So, Bob Knight is dead. I guess I have to say something about that. And I have rarely felt less qualified to say anything about anybody.
When I first moved to Indiana, I found the discussion and static around Knight to be oddly familiar. “Same coach, different sport,” I told people in Columbus, noting the resemblance between Knight and the somewhat-recently departed Woody Hayes. Both of them old-school guys, the sort who talked with his fists as much as his voice, popular with the knuckleheads in the fan base, less popular with the people who valued their degrees and paid attention to changing times. Woody famously hated the forward pass, as the forward pass was becoming a much bigger part of the game. Knight disliked showtime ball, preferred boring ol’ teamwork. And both were coming to the end of their respective lines when things changed and they couldn’t change with them.
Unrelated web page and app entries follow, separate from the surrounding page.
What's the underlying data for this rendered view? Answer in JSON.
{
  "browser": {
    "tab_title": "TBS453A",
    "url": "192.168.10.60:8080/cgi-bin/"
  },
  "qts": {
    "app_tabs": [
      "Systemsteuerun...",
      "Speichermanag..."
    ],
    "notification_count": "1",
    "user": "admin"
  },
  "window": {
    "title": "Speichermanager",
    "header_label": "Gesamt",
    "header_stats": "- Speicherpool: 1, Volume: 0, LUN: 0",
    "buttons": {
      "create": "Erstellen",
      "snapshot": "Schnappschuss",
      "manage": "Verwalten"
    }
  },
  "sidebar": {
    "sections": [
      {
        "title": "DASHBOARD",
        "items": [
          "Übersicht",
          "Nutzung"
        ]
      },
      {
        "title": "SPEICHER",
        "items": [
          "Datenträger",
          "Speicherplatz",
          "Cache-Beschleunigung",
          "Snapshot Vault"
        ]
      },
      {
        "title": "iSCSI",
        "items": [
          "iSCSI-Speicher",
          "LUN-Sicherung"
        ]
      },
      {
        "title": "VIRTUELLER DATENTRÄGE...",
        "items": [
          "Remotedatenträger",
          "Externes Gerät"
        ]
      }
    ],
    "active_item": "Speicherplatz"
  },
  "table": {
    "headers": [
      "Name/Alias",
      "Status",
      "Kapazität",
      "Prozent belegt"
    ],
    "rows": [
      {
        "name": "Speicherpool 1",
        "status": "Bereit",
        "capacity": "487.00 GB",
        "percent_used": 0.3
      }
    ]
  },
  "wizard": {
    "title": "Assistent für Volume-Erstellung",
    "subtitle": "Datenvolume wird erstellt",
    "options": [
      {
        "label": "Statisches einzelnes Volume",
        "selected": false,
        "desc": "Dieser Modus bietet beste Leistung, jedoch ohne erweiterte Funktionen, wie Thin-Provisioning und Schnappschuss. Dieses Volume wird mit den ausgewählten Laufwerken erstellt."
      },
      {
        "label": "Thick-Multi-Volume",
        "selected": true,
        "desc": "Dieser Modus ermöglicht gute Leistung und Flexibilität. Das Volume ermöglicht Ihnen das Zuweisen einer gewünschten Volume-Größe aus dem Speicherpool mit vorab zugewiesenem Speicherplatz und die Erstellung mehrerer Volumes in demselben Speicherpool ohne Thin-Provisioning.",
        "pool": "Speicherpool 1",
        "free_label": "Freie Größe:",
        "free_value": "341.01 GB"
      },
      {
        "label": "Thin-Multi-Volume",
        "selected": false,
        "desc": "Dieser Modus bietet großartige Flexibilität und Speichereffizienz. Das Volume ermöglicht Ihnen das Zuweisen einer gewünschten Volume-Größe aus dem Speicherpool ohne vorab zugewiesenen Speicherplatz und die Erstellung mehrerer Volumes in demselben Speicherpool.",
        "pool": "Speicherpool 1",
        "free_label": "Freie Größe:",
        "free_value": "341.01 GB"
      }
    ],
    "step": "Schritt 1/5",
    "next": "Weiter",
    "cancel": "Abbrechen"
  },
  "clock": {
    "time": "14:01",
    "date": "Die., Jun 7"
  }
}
And that’s about all I know about the sports part of their careers. It’s not much, I know. I wasn’t a columnist in Ohio, but I was in Indiana, and Knight had a way of blocking out the sun, to where even if you were a basketball-ignorant derp like me, you had to say something about him, at least sometimes. When he threw the chair. When he yelled at a bunch of professors watching a practice, although that’s when I learned that some people laugh when someone else says, “PhD? That just stands for ‘piled higher and deeper.'” There was a story about how he got along with some woman who was writing a book, and that book was flattering. Mostly, what bugged me about him was, I.U. basketball inevitably disrupted the Thursday-night prime-time lineup, when I didn’t give a fat rat’s ass about I.U. basketball.
He also personified a certain kind of Hoosier, the ones who teared up over the insurance-company ad that portrayed a young Larry Bird shooting baskets because he had nothing else to do in French Lick, the ones who would stand in the checkout line at Meijer and leaf through whatever book about Knight was on the nearby rack, and sometimes buy it. In Michigan, they call the U-M fans who didn’t go to school there “Walmart Wolverines,” which is bitchy and classist and all that. In Indiana, I’d guess it was the majority of the fan base, people who didn’t care about the music or the business school or anything else, just the basketball team. I’d imagine it’s the same for most big schools. Knight was the I.U. representative for those fans – pushy, profane, a winner.
Much of the time, anyway.
But he couldn’t change, because why should he? And so the new university president came to town and indicated Knight’s standard behavior would no longer be tolerated. What happened? The inevitable: Some kid made a mildly disrespectful comment to him, he flipped out, and that was game over.
Who blows their life up like that? People like Bob Knight. Who is now dead, the winningest coach in college basketball for a while. He looked a lot like Mike Pence; let’s give him that.
What’s your Bobby Knight memory?